* APU Pitch is different
* Raster effects will need to be different from PAL

RGB PPU (Sharp C-1 and Famicom Titler)
* Grey colors $D2 and $D3 are missing so it's best not to use them ($00 and $10 are good greys to use)
* Color emphasis effects brightens the colors instead of dimming. Setting all three bits makes the screen totally white and the player can't see anything.

Dendy (and some other PAL Famiclones)
* Emphasis bits red and green are swapped in $2001 just like on PAL NES.
* UMC based CPU clones have swapped 25% and 50% Duty Cycles for the Square Channels.
* Speed is like PAL (affects sprite movement speed, scroll speed and music tempo)
* APU Pitch is like NTSC
* Raster effects will need to be like NTSC
* Some Famiclones are both missing Start/Select and the microphone on controller II so you don't want to require the player to do any of these inputs.

So Dendy is like a mix of PAL and NTSC. You might want the player to be able to mix and match speed and pitch settings however he wants in an options menu if you want to safely support NTSC, PAL and Dendy.

WheelInventor wrote:
Quote:
I plan to get a PAL NES again (our old one was thrown in the garbage by my sister :cry: )

OUCH.

It belonged to her so she took it to her home one day when she was bored and wanted something to do. Years later I asked her what she did with it and it turned out that she had thrown it out because the games didn't work anymore. It wa probably just a cart connector problem...


Quote:
Quote:
But they are so darn expensive nowdays!

I got my second one (including box and everything) for ~600 sek off tradera.

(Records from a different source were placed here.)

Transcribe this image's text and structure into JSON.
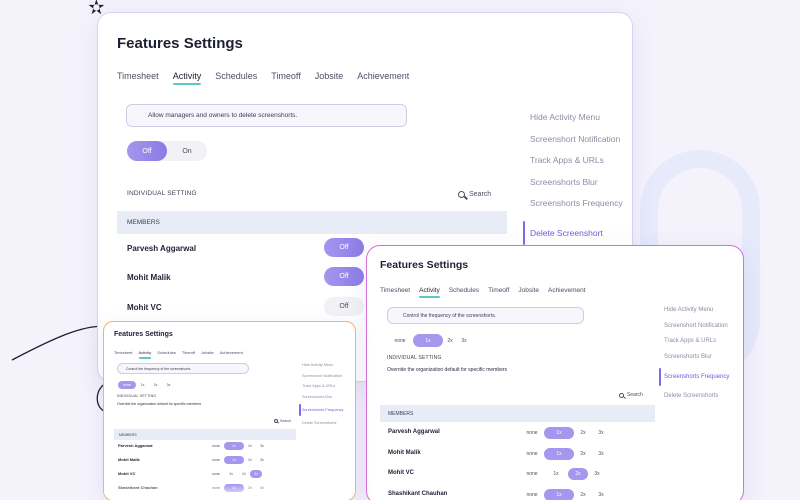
{
  "main": {
    "title": "Features Settings",
    "tabs": [
      "Timesheet",
      "Activity",
      "Schedules",
      "Timeoff",
      "Jobsite",
      "Achievement"
    ],
    "active_tab": "Activity",
    "note": "Allow managers and owners to delete screenshorts.",
    "toggle": {
      "off": "Off",
      "on": "On",
      "selected": "Off"
    },
    "individual_setting": "INDIVIDUAL SETTING",
    "search": "Search",
    "members_header": "MEMBERS",
    "members": [
      {
        "name": "Parvesh Aggarwal",
        "state": "Off"
      },
      {
        "name": "Mohit Malik",
        "state": "Off"
      },
      {
        "name": "Mohit VC",
        "state": "Off"
      }
    ],
    "sidebar": [
      "Hide Activity Menu",
      "Screenshort Notification",
      "Track Apps & URLs",
      "Screenshorts Blur",
      "Screenshorts Frequency",
      "Delete Screenshort"
    ],
    "sidebar_active": "Delete Screenshort"
  },
  "freq": {
    "title": "Features Settings",
    "tabs": [
      "Timesheet",
      "Activity",
      "Schedules",
      "Timeoff",
      "Jobsite",
      "Achievement"
    ],
    "active_tab": "Activity",
    "note": "Control the frequency of the screenshorts.",
    "options": [
      "none",
      "1x",
      "2x",
      "3x"
    ],
    "selected": "1x",
    "individual_setting": "INDIVIDUAL SETTING",
    "override_note": "Override the organization default for specific members",
    "search": "Search",
    "members_header": "MEMBERS",
    "members": [
      {
        "name": "Parvesh Aggarwal",
        "selected": "1x"
      },
      {
        "name": "Mohit Malik",
        "selected": "2x"
      },
      {
        "name": "Mohit VC",
        "selected": "2x"
      },
      {
        "name": "Shashikant Chauhan",
        "selected": "1x"
      }
    ],
    "sidebar": [
      "Hide Activity Menu",
      "Screenshort Notification",
      "Track Apps & URLs",
      "Screenshorts Blur",
      "Screenshorts Frequency",
      "Delete Screenshorts"
    ],
    "sidebar_active": "Screenshorts Frequency"
  },
  "mini": {
    "title": "Features Settings",
    "tabs": [
      "Timesheet",
      "Activity",
      "Schedules",
      "Timeoff",
      "Jobsite",
      "Achievement"
    ],
    "active_tab": "Activity",
    "note": "Control the frequency of the screenshorts.",
    "options": [
      "none",
      "1x",
      "2x",
      "3x"
    ],
    "selected": "none",
    "individual_setting": "INDIVIDUAL SETTING",
    "override_note": "Override the organization default for specific members",
    "search": "Search",
    "members_header": "MEMBERS",
    "members": [
      {
        "name": "Parvesh Aggarwal",
        "selected": "1x"
      },
      {
        "name": "Mohit Malik",
        "selected": "1x"
      },
      {
        "name": "Mohit VC",
        "selected": "3x"
      },
      {
        "name": "Shashikant Chauhan",
        "selected": "1x"
      }
    ],
    "sidebar": [
      "Hide Activity Menu",
      "Screenshort Notification",
      "Track Apps & URLs",
      "Screenshorts Blur",
      "Screenshorts Frequency",
      "Delete Screenshorts"
    ],
    "sidebar_active": "Screenshorts Frequency"
  }
}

That was two years ago, though.

Right now there's two superficially dysfunctional units up...

Oh 600 kr is a good price for a CIB system.
Yeah thanks, I've been scanning Tradera and ebay now and then to get a feel for the current prices. The problematic cart connector in NES systems is one reason why I hesitates.